Young athletes have become much more involved in sports, playing on multiple teams during a season and throughout the year. Specializing in one sport has become more commonplace as well. A recent study in the Journal of Sports Health featured on NPR found that in most sports, specializing in a single sport led to higher rates of back injuries, increased psychological stress, and quitting sports at a young age. Furthermore, in most sports, such intense training was not necessary to achieve an elite level of performance in that particular sport.
Another more recent study by the same lead author showed a 70% increased risk of children developing serious overuse injuries such as stress fractures or ligament tears when they are involved in intensive training in a single sport. Such training can become counterproductive, as these serious injuries can sideline children anywhere from 1-6 months if not longer.
Other interesting findings the latter study included:

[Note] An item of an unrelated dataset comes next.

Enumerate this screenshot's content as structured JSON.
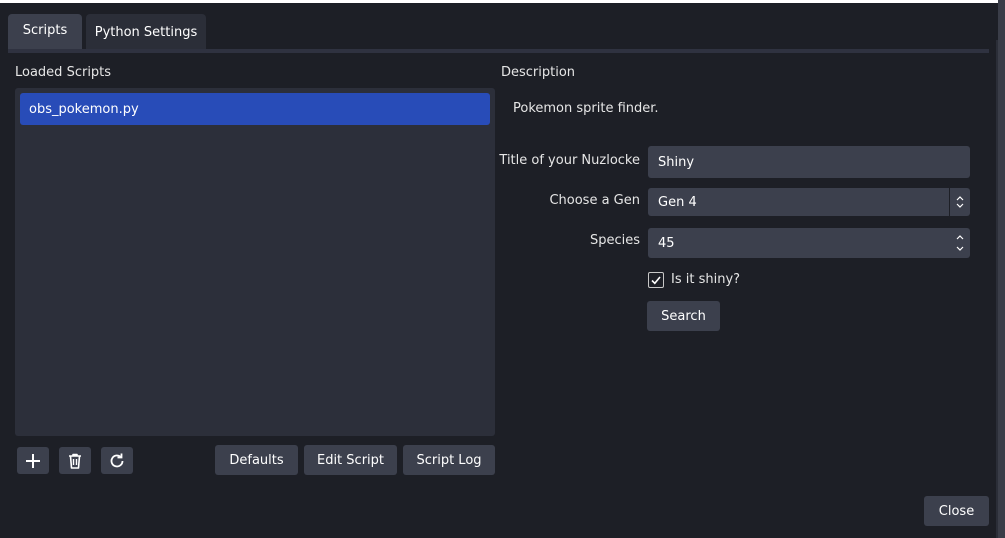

- Young athletes were more likely to be injured if they spent more than twice as much time playing organized sports as they spent in unorganized free play — for example, playing 11 hours of organized soccer each week, and only 5 hours of free play such as pick-up games.
- Athletes who suffered serious injuries spent an average of 21 hours per week in total physical activity (organized sports, gym and unorganized free play), including 13 hours in organized sports. By comparison, athletes who were not injured, participated in less activity – 17.6 hours per week in total physical activity, including only 9.4 hours in organized sports.